Health care in Morocco is inadequate, so living with diabetes is a major handicap for some families. Illiteracy and poverty are huge barriers to a healthy life with the condition. The government and responsible organizations do not provide enough support to patients in terms of medicine or education. Read more

Type 1 Diabetes in Burundi: A Doctor’s Perspective

Type 1 Diabetes in Burundi: A Doctor’s Perspective

Living with diabetes is very difficult in Burundi. Most of the population is poor, so it is difficult to get medicines and equipment. The average income of one type 1 patient is 100 USD and they can spend the average of 30 USD per month for medicines only. This does not include the cost of appointments and other types of care. When you live in rural zones, it is even worse. It is hard to get regular insulin and when you get it, you face the problem of not having a refrigerator to keep the insulin cool.
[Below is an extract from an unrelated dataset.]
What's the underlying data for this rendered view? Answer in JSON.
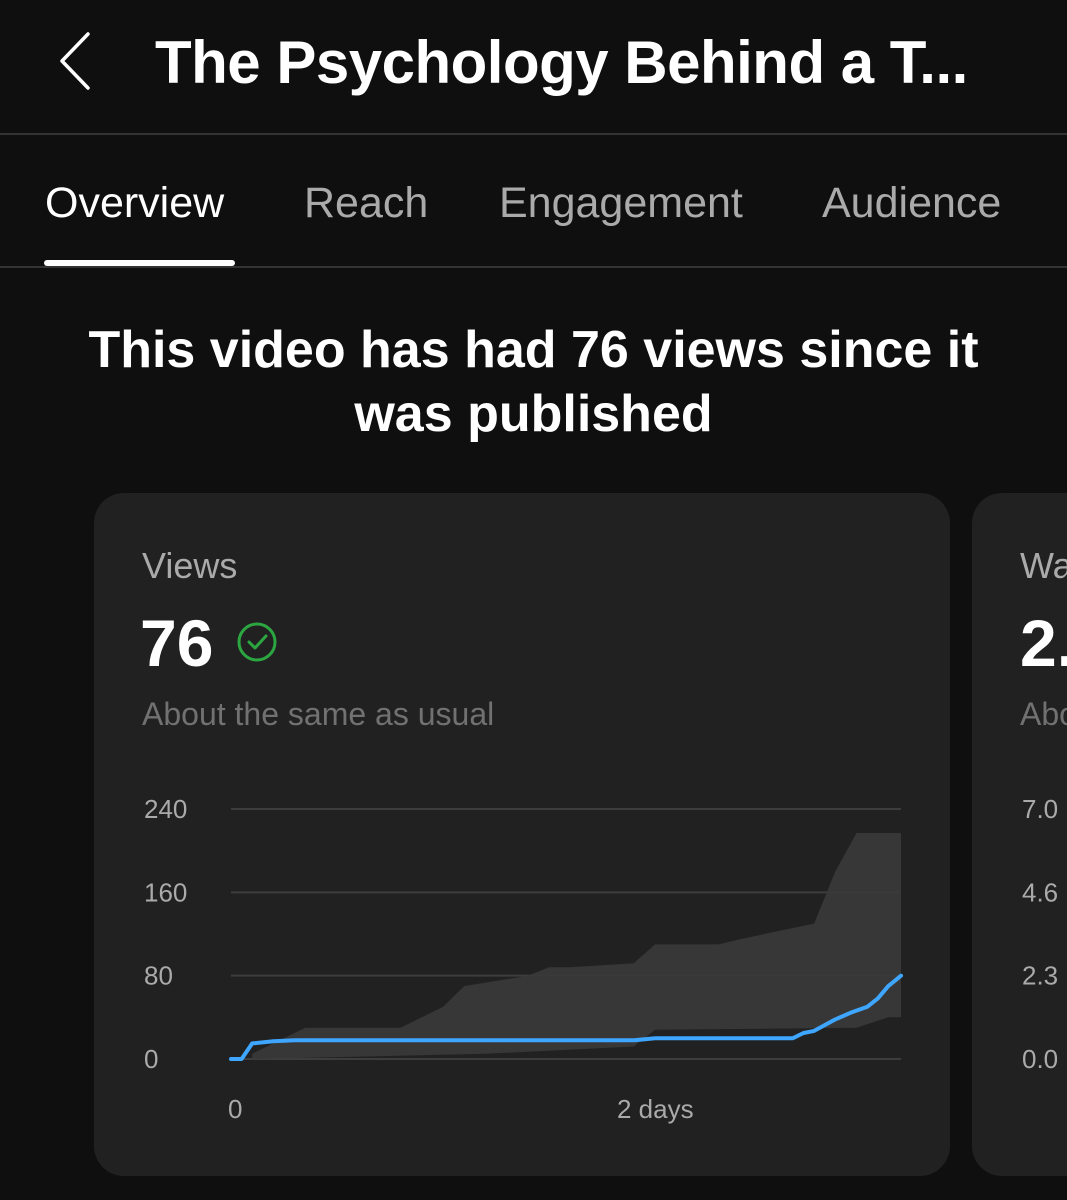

Read more

30 Years with Type 1 Diabetes in Kenya

30 Years with Type 1 Diabetes in Kenya

I am not as strong as before, but I made a promise to make the lives of people with diabetes more comfortable. If I don't get the help I need, at least I know my advocacy will help someone in Kenya with diabetes to get better medical care, affordable diabetic supplies and 100% government support. Read more

Visit to the Doctor is Unaffordable for most in Tanzania

Visit to the Doctor is Unaffordable for most in Tanzania

For a person who gets a minimum wage here, if you sum up everything and do not have insurance, you can be spending at least 40% of your income on diabetes each month. That was my experience before moving to the city to attend university. Read more

Organisations Unite in Open Letter to WHO Director-General-elect

Sixteen organisations have signed an open letter to Dr. Tedros Adhanom Ghebreyesus, the incoming Director-General of the World Health Organization. The letter, penned by T1International, praises his attention to diabetes and requests that more focus is put on access to insulin and treatment for everyone living with diabetes around the world. Read more

T1International Advocacy in Uganda

T1International Advocacy in Uganda

Recently, I was lucky enough to attend Camp Waromo, a four-day diabetes camp hosted by the Sonia Nabeta Foundation (SNF), a wonderful organisation working to ensure that everyone with diabetes in Africa has access to medicine and support they need. T1International was honoured to be invited and to share our advocacy resources and knowledge. Read more